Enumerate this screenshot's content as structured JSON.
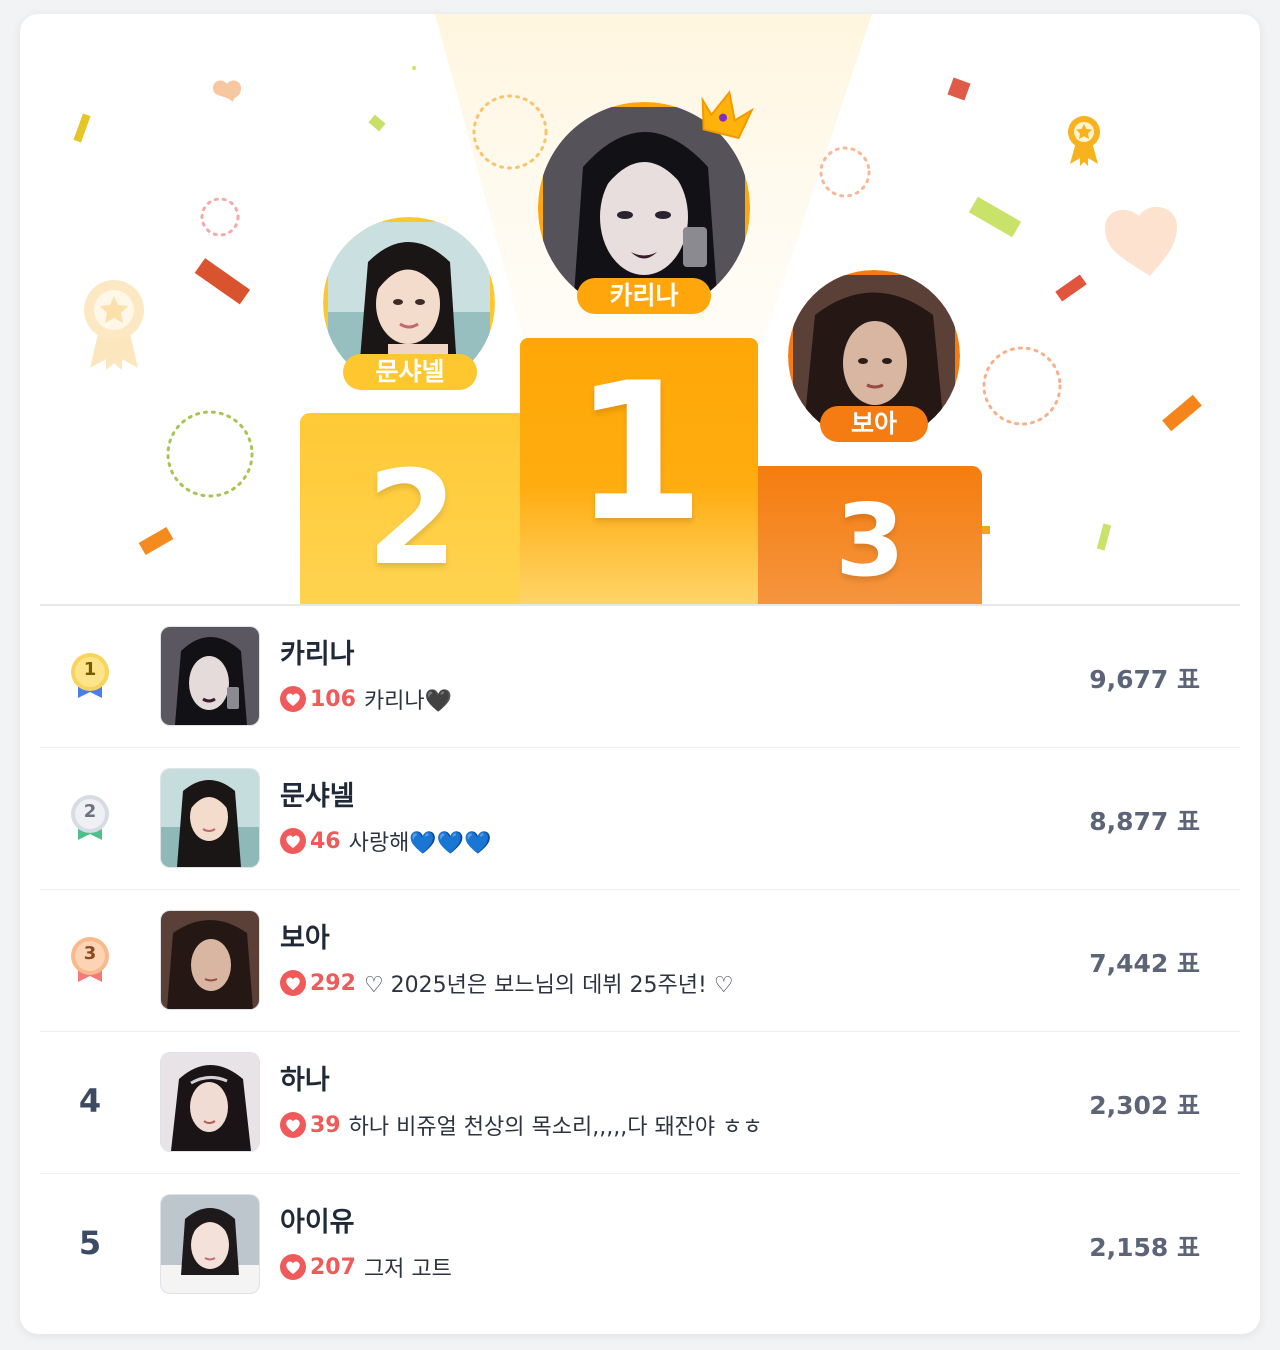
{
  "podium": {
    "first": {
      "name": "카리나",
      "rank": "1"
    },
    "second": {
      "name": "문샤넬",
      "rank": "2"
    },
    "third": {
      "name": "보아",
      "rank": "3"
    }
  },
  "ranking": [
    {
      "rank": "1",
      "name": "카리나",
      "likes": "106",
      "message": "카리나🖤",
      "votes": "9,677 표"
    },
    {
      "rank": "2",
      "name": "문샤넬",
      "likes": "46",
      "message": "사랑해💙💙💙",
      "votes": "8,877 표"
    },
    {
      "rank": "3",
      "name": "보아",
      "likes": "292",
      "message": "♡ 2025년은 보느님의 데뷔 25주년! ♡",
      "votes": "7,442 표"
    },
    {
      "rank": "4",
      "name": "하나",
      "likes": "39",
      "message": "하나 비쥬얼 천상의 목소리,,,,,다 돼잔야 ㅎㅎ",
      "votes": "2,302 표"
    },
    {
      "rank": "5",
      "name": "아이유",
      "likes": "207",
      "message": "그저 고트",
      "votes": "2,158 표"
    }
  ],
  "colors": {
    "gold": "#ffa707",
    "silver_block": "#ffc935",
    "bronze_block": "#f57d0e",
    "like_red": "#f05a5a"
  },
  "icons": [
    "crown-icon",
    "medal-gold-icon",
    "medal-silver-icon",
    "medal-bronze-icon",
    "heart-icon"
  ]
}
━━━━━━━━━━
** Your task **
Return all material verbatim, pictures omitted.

** Response for this exercise **
Enumerate this screenshot's content as structured JSON.
{
  "podium": {
    "first": {
      "name": "카리나",
      "rank": "1"
    },
    "second": {
      "name": "문샤넬",
      "rank": "2"
    },
    "third": {
      "name": "보아",
      "rank": "3"
    }
  },
  "ranking": [
    {
      "rank": "1",
      "name": "카리나",
      "likes": "106",
      "message": "카리나🖤",
      "votes": "9,677 표"
    },
    {
      "rank": "2",
      "name": "문샤넬",
      "likes": "46",
      "message": "사랑해💙💙💙",
      "votes": "8,877 표"
    },
    {
      "rank": "3",
      "name": "보아",
      "likes": "292",
      "message": "♡ 2025년은 보느님의 데뷔 25주년! ♡",
      "votes": "7,442 표"
    },
    {
      "rank": "4",
      "name": "하나",
      "likes": "39",
      "message": "하나 비쥬얼 천상의 목소리,,,,,다 돼잔야 ㅎㅎ",
      "votes": "2,302 표"
    },
    {
      "rank": "5",
      "name": "아이유",
      "likes": "207",
      "message": "그저 고트",
      "votes": "2,158 표"
    }
  ],
  "colors": {
    "gold": "#ffa707",
    "silver_block": "#ffc935",
    "bronze_block": "#f57d0e",
    "like_red": "#f05a5a"
  },
  "icons": [
    "crown-icon",
    "medal-gold-icon",
    "medal-silver-icon",
    "medal-bronze-icon",
    "heart-icon"
  ]
}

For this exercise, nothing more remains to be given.